§ EXERCISE REQUIREMENTS
Only the lines holding "Display" are wanted. Copy every one from the records below.

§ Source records
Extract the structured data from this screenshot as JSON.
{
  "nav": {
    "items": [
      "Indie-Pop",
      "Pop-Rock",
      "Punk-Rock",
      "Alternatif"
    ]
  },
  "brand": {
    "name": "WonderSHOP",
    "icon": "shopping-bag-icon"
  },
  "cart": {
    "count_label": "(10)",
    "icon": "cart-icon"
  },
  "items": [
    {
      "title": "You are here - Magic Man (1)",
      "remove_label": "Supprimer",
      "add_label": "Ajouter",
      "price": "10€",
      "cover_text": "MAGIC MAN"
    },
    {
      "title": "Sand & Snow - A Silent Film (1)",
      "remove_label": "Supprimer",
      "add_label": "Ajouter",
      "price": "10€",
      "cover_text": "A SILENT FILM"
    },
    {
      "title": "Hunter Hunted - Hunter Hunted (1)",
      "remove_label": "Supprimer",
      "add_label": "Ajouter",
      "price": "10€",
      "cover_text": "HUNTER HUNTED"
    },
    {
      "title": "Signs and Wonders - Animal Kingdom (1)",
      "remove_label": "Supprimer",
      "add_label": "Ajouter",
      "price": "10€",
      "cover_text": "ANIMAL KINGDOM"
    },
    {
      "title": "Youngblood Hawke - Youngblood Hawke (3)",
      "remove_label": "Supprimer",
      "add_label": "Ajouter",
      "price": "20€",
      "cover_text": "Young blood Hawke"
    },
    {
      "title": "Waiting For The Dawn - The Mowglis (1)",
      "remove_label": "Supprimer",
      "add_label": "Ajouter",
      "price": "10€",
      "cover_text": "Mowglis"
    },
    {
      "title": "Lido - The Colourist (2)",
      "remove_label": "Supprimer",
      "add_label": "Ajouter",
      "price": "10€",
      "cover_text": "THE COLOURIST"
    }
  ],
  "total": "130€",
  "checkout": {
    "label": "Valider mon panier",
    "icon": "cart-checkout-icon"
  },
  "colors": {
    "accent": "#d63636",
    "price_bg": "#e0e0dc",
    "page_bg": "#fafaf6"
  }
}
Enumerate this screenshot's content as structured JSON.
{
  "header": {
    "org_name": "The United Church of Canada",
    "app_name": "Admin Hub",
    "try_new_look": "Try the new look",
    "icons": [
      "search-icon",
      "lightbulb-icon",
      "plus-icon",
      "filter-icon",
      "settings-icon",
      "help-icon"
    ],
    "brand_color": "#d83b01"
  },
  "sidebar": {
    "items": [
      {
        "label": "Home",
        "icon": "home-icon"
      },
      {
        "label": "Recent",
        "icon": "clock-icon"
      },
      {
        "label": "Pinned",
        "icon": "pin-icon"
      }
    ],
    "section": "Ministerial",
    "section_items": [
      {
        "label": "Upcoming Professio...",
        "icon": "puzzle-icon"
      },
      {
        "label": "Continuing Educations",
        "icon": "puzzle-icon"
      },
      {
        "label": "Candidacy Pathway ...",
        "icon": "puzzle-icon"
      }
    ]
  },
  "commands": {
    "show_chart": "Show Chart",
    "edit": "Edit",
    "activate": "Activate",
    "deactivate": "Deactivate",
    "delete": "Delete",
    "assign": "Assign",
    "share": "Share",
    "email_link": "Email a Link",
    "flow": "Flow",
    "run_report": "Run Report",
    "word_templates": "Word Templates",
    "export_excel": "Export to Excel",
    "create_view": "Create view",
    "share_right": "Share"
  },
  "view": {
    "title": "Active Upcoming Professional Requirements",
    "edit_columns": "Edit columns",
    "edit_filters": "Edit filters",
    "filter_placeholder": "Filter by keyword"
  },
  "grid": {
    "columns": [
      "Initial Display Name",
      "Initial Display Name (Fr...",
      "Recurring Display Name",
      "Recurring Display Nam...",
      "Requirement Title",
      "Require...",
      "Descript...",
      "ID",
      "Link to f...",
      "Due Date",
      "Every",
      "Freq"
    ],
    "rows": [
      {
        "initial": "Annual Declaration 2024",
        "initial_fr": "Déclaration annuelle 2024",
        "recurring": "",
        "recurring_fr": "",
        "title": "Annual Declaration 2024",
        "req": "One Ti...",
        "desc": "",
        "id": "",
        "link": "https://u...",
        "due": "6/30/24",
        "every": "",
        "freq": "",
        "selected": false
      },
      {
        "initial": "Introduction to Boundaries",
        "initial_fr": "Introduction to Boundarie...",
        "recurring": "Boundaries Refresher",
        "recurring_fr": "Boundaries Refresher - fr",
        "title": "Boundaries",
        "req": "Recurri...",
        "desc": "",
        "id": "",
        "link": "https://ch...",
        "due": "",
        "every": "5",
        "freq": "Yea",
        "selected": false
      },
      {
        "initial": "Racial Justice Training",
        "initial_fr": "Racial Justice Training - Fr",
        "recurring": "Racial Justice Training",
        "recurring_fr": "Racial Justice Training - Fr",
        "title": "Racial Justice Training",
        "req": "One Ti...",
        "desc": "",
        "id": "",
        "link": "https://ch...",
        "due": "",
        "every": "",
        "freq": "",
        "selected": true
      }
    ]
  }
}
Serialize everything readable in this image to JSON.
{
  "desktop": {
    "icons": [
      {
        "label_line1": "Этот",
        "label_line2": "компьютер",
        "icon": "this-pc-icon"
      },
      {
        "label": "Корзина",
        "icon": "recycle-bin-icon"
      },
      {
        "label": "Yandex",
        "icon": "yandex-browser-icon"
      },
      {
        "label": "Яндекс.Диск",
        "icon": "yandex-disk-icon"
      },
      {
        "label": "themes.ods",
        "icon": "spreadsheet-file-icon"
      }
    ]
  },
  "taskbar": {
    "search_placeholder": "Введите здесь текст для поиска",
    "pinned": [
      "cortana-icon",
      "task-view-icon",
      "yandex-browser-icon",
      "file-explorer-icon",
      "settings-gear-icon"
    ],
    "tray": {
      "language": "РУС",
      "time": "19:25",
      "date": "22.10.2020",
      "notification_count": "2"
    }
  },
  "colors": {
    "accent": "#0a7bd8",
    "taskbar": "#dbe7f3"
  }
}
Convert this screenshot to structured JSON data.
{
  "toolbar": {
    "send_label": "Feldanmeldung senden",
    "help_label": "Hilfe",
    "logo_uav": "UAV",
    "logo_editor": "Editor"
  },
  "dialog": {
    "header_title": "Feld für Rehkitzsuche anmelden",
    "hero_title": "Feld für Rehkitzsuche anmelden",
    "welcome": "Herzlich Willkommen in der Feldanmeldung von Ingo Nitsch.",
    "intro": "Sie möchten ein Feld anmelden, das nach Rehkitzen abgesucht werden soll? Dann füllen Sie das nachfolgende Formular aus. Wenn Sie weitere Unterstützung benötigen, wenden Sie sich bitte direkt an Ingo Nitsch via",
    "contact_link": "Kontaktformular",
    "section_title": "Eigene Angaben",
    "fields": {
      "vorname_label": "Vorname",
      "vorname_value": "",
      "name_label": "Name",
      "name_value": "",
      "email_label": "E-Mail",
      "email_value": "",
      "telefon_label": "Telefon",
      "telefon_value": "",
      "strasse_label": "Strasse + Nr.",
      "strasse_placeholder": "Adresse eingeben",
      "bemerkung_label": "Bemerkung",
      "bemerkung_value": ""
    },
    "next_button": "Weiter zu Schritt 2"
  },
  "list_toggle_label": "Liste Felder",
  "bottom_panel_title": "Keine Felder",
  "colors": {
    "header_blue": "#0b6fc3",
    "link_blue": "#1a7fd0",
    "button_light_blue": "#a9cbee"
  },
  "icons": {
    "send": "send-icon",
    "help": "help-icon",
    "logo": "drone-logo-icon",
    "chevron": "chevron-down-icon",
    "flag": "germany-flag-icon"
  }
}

§ OUTPUT OF THE EXERCISE
      "Initial Display Name",
      "Initial Display Name (Fr...",
      "Recurring Display Name",
      "Recurring Display Nam...",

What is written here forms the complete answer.